Records for the exercise →
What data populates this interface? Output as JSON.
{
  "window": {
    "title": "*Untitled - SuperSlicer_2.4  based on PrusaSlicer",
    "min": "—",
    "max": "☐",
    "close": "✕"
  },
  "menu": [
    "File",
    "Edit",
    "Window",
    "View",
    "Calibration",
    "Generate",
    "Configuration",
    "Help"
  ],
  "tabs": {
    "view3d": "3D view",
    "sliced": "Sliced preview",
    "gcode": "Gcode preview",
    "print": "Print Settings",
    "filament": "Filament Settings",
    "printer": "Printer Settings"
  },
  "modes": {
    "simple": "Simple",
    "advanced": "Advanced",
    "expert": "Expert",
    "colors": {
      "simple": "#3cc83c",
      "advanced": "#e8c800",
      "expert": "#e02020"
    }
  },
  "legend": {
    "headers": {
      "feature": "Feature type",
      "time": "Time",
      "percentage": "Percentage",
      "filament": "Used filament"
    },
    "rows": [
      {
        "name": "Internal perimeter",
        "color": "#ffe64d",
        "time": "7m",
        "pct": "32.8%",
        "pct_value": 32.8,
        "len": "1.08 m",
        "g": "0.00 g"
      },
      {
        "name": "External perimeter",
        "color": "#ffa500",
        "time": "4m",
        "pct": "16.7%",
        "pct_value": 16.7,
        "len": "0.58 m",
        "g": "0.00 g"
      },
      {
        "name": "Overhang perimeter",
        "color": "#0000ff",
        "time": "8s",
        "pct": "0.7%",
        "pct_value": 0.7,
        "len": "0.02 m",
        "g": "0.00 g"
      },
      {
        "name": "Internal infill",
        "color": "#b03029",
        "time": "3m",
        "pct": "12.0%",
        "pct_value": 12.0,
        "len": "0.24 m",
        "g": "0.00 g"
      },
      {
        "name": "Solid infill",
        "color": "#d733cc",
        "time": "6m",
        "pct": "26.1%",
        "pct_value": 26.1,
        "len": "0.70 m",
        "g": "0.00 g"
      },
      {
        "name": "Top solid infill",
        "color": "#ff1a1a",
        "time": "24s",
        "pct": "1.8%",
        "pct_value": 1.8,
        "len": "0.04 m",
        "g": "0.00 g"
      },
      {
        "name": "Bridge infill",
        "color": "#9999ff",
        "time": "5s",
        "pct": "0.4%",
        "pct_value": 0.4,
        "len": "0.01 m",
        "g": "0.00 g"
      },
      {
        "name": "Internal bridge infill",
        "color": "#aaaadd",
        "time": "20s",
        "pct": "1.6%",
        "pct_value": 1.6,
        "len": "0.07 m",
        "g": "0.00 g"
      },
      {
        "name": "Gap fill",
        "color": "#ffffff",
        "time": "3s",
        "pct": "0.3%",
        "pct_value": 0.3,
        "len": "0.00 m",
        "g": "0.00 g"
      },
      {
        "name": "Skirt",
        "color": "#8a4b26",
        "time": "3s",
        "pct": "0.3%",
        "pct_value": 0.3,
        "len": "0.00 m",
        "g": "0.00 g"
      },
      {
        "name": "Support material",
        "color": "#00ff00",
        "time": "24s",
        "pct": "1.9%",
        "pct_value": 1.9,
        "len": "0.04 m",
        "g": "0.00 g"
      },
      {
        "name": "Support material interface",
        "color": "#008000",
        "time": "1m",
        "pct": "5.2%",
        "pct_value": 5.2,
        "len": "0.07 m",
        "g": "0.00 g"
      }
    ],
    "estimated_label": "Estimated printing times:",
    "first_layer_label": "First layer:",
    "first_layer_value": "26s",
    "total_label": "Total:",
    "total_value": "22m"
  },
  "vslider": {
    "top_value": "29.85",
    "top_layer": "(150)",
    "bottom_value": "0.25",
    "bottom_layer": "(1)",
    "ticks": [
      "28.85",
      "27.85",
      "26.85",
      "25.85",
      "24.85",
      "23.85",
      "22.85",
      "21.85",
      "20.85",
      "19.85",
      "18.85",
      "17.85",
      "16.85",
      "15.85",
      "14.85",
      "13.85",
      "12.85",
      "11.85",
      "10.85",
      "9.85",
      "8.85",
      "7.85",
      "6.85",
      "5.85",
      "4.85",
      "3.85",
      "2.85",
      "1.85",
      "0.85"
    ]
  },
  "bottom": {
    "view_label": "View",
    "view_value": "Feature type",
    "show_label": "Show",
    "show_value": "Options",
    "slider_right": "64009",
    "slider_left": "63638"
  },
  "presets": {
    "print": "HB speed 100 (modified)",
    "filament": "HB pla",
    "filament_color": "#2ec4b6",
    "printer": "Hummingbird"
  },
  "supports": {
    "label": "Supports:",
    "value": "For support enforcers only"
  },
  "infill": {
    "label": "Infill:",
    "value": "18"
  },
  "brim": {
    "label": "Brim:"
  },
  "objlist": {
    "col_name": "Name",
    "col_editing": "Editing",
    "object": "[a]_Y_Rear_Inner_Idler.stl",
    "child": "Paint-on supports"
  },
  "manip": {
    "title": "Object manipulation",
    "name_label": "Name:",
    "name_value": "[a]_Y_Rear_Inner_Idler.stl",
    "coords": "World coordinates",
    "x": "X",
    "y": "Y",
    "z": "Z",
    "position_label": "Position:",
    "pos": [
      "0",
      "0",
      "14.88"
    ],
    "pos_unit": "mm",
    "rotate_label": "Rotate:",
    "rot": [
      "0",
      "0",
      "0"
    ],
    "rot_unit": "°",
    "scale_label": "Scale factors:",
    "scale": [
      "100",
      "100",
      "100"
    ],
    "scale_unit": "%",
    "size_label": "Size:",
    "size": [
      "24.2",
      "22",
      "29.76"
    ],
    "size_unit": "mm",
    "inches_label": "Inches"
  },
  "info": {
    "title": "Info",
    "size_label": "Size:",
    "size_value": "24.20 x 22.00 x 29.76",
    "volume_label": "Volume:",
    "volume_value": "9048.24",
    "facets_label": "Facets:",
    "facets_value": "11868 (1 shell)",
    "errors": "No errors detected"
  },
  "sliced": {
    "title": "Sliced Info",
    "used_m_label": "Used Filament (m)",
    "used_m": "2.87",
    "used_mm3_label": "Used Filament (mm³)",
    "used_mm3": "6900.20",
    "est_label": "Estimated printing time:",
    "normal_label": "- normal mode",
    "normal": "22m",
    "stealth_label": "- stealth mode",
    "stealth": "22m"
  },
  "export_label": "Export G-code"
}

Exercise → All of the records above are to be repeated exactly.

Result of the exercise →
What data populates this interface? Output as JSON.
{
  "window": {
    "title": "*Untitled - SuperSlicer_2.4  based on PrusaSlicer",
    "min": "—",
    "max": "☐",
    "close": "✕"
  },
  "menu": [
    "File",
    "Edit",
    "Window",
    "View",
    "Calibration",
    "Generate",
    "Configuration",
    "Help"
  ],
  "tabs": {
    "view3d": "3D view",
    "sliced": "Sliced preview",
    "gcode": "Gcode preview",
    "print": "Print Settings",
    "filament": "Filament Settings",
    "printer": "Printer Settings"
  },
  "modes": {
    "simple": "Simple",
    "advanced": "Advanced",
    "expert": "Expert",
    "colors": {
      "simple": "#3cc83c",
      "advanced": "#e8c800",
      "expert": "#e02020"
    }
  },
  "legend": {
    "headers": {
      "feature": "Feature type",
      "time": "Time",
      "percentage": "Percentage",
      "filament": "Used filament"
    },
    "rows": [
      {
        "name": "Internal perimeter",
        "color": "#ffe64d",
        "time": "7m",
        "pct": "32.8%",
        "pct_value": 32.8,
        "len": "1.08 m",
        "g": "0.00 g"
      },
      {
        "name": "External perimeter",
        "color": "#ffa500",
        "time": "4m",
        "pct": "16.7%",
        "pct_value": 16.7,
        "len": "0.58 m",
        "g": "0.00 g"
      },
      {
        "name": "Overhang perimeter",
        "color": "#0000ff",
        "time": "8s",
        "pct": "0.7%",
        "pct_value": 0.7,
        "len": "0.02 m",
        "g": "0.00 g"
      },
      {
        "name": "Internal infill",
        "color": "#b03029",
        "time": "3m",
        "pct": "12.0%",
        "pct_value": 12.0,
        "len": "0.24 m",
        "g": "0.00 g"
      },
      {
        "name": "Solid infill",
        "color": "#d733cc",
        "time": "6m",
        "pct": "26.1%",
        "pct_value": 26.1,
        "len": "0.70 m",
        "g": "0.00 g"
      },
      {
        "name": "Top solid infill",
        "color": "#ff1a1a",
        "time": "24s",
        "pct": "1.8%",
        "pct_value": 1.8,
        "len": "0.04 m",
        "g": "0.00 g"
      },
      {
        "name": "Bridge infill",
        "color": "#9999ff",
        "time": "5s",
        "pct": "0.4%",
        "pct_value": 0.4,
        "len": "0.01 m",
        "g": "0.00 g"
      },
      {
        "name": "Internal bridge infill",
        "color": "#aaaadd",
        "time": "20s",
        "pct": "1.6%",
        "pct_value": 1.6,
        "len": "0.07 m",
        "g": "0.00 g"
      },
      {
        "name": "Gap fill",
        "color": "#ffffff",
        "time": "3s",
        "pct": "0.3%",
        "pct_value": 0.3,
        "len": "0.00 m",
        "g": "0.00 g"
      },
      {
        "name": "Skirt",
        "color": "#8a4b26",
        "time": "3s",
        "pct": "0.3%",
        "pct_value": 0.3,
        "len": "0.00 m",
        "g": "0.00 g"
      },
      {
        "name": "Support material",
        "color": "#00ff00",
        "time": "24s",
        "pct": "1.9%",
        "pct_value": 1.9,
        "len": "0.04 m",
        "g": "0.00 g"
      },
      {
        "name": "Support material interface",
        "color": "#008000",
        "time": "1m",
        "pct": "5.2%",
        "pct_value": 5.2,
        "len": "0.07 m",
        "g": "0.00 g"
      }
    ],
    "estimated_label": "Estimated printing times:",
    "first_layer_label": "First layer:",
    "first_layer_value": "26s",
    "total_label": "Total:",
    "total_value": "22m"
  },
  "vslider": {
    "top_value": "29.85",
    "top_layer": "(150)",
    "bottom_value": "0.25",
    "bottom_layer": "(1)",
    "ticks": [
      "28.85",
      "27.85",
      "26.85",
      "25.85",
      "24.85",
      "23.85",
      "22.85",
      "21.85",
      "20.85",
      "19.85",
      "18.85",
      "17.85",
      "16.85",
      "15.85",
      "14.85",
      "13.85",
      "12.85",
      "11.85",
      "10.85",
      "9.85",
      "8.85",
      "7.85",
      "6.85",
      "5.85",
      "4.85",
      "3.85",
      "2.85",
      "1.85",
      "0.85"
    ]
  },
  "bottom": {
    "view_label": "View",
    "view_value": "Feature type",
    "show_label": "Show",
    "show_value": "Options",
    "slider_right": "64009",
    "slider_left": "63638"
  },
  "presets": {
    "print": "HB speed 100 (modified)",
    "filament": "HB pla",
    "filament_color": "#2ec4b6",
    "printer": "Hummingbird"
  },
  "supports": {
    "label": "Supports:",
    "value": "For support enforcers only"
  },
  "infill": {
    "label": "Infill:",
    "value": "18"
  },
  "brim": {
    "label": "Brim:"
  },
  "objlist": {
    "col_name": "Name",
    "col_editing": "Editing",
    "object": "[a]_Y_Rear_Inner_Idler.stl",
    "child": "Paint-on supports"
  },
  "manip": {
    "title": "Object manipulation",
    "name_label": "Name:",
    "name_value": "[a]_Y_Rear_Inner_Idler.stl",
    "coords": "World coordinates",
    "x": "X",
    "y": "Y",
    "z": "Z",
    "position_label": "Position:",
    "pos": [
      "0",
      "0",
      "14.88"
    ],
    "pos_unit": "mm",
    "rotate_label": "Rotate:",
    "rot": [
      "0",
      "0",
      "0"
    ],
    "rot_unit": "°",
    "scale_label": "Scale factors:",
    "scale": [
      "100",
      "100",
      "100"
    ],
    "scale_unit": "%",
    "size_label": "Size:",
    "size": [
      "24.2",
      "22",
      "29.76"
    ],
    "size_unit": "mm",
    "inches_label": "Inches"
  },
  "info": {
    "title": "Info",
    "size_label": "Size:",
    "size_value": "24.20 x 22.00 x 29.76",
    "volume_label": "Volume:",
    "volume_value": "9048.24",
    "facets_label": "Facets:",
    "facets_value": "11868 (1 shell)",
    "errors": "No errors detected"
  },
  "sliced": {
    "title": "Sliced Info",
    "used_m_label": "Used Filament (m)",
    "used_m": "2.87",
    "used_mm3_label": "Used Filament (mm³)",
    "used_mm3": "6900.20",
    "est_label": "Estimated printing time:",
    "normal_label": "- normal mode",
    "normal": "22m",
    "stealth_label": "- stealth mode",
    "stealth": "22m"
  },
  "export_label": "Export G-code"
}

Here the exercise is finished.